Hong Kong, so long regarded as a benchmark of economic stability, has officially entered recession for the first time in 13 years. Figures released in August show that its Gross Domestic Product (GDP) shrank by 5 percent in the second quarter following a 2.8 percent decline in the first quarter.
For years the official jobless rate in Hong Kong never rose above 2 to 2.5 percent. Chronic labour shortages resulted in the large scale immigration of workers, particularly domestic servants, from the Philippines and elsewhere in Asia. In addition, sections of manufacturing were shifted to southern China.
Now, in the space of less than a year, unemployment has doubled to hit 5 percent, the highest level in 15 years. Not only is there a downturn in manufacturing but other major industries--tourism and property--have collapsed. Workers are facing a wave of job shedding and employer demands for substantial cutbacks to wages and conditions.

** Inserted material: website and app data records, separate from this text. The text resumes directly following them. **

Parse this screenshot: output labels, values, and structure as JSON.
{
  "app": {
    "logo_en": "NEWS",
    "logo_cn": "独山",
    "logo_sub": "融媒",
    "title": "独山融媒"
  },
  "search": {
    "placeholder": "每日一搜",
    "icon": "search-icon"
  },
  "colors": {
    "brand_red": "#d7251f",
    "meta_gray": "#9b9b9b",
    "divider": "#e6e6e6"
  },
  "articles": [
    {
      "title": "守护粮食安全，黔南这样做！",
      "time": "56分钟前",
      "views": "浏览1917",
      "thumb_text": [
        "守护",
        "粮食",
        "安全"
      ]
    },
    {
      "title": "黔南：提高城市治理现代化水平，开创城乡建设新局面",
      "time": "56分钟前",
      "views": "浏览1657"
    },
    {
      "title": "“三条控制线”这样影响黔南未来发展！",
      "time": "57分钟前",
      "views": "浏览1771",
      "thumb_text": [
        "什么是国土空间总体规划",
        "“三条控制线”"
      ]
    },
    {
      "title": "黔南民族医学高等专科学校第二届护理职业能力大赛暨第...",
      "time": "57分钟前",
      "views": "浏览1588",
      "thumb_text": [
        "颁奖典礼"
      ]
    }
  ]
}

Reports of wage cuts and layoffs are now a daily occurrence. On October 1, retailer Dickson Concepts notified its 1,600 employees that they had seven days to accept a 10 percent pay cut or face the sack. Filmmaker Golden Harvest laid off 50 workers, motor vehicle distributor Dah Chong Hong and industrial group Chen Hsong Holdings each sacked 80, and Cathay Pacific retrenched 33.
One of the hardest hit has been the retail sector where union figures show that 3,000 workers out of a total workforce of 15,000 have lost their jobs since July last year. Official statistics show sales spiralling downwards with a 16.4 percent decline in June compared to the same month last year. Sales of clothing and footwear fell 29 percent by value and motor vehicles were down 34 percent. The falls are the highest since records began in 1982.
Tang Cheung-sing, secretary of the Department Stores and Commercial Staff General Union said: 'It's a disaster area with no end in sight and with at least two more large companies planning restructuring and layoffs.'
Employers in virtually every industry are using the rising levels of unemployment and the threat of the sackings to bludgeon workers into accepting large wage cuts of between 10 to 15 percent, longer hours and heavier workloads.
The most savage measures are being directed against an estimated 178,000 foreign workers, mainly Filipino women who work as domestic helpers and receive the lowest wages of any workers in Hong Kong. The Hong Kong employers association is demanding the monthly salary for domestic workers $HK3,860 be cut by a massive 35 percent to $HK2,500.
The Asian Migrant Coordinating Body attacked the proposal saying it was a violation of the fundamental human rights of migrant workers. The group rejected claims by the employer body that migrant workers are now better off due to sharp devaluations in their home nation's currencies. The proposed hourly wage is barely enough to buy half a kilogram of rice in the Philippines.
The trade unions have not defended migrant workers but blamed them for the lack of jobs. The Federation of Trade Unions has called on the government to take legal measures to prevent employers from using domestic helpers as drivers, saying they were undermining the jobs and wages of Hong Kong workers.
Recently 200 workers picketed the retailer Apple Shop for several days after being faced with a demand for a 20 percent pay cut. Workers explained that they worked 12-hour shifts and that the company had already cut monthly salaries by $HK300. Encouraged by the lack of union support for the pickets, the owners sacked the workers and hired new staff on $HK5,400, just 63 percent of the previous salary.
The impact of the recession on working class families has been devastating and will get worse following moves to cut the already limited existing welfare benefits. The maximum welfare allowance for a family of four at present is $HK11,000 per month, which is totally inadequate. As well as cutting welfare payments, the government is planning to force the unemployed to work for the benefit.
The most oppressed families from the slum areas of Hong Kong will also be affected by the shelving of rehousing plans. The Land Development Corporation has been forced to abandon 16 projects after failing to secure joint venture agreements with developers amid slump in property prices.
Mr. Leung, who lives with his wife and daughter in a 60 square-foot room, said: 'If the corporation has no money to do the redevelopment, the government should help it. Mr. Tung has given millions of dollars to help people buy homes. Why can he not subsidise the corporation for its projects?'
Urban renewal projects account for more than 60 percent of the new flat supply each year. At present, about 20 percent of residential blocks in urban areas are more than 30 years old. The proportion of old housing is projected to double by the year 2005.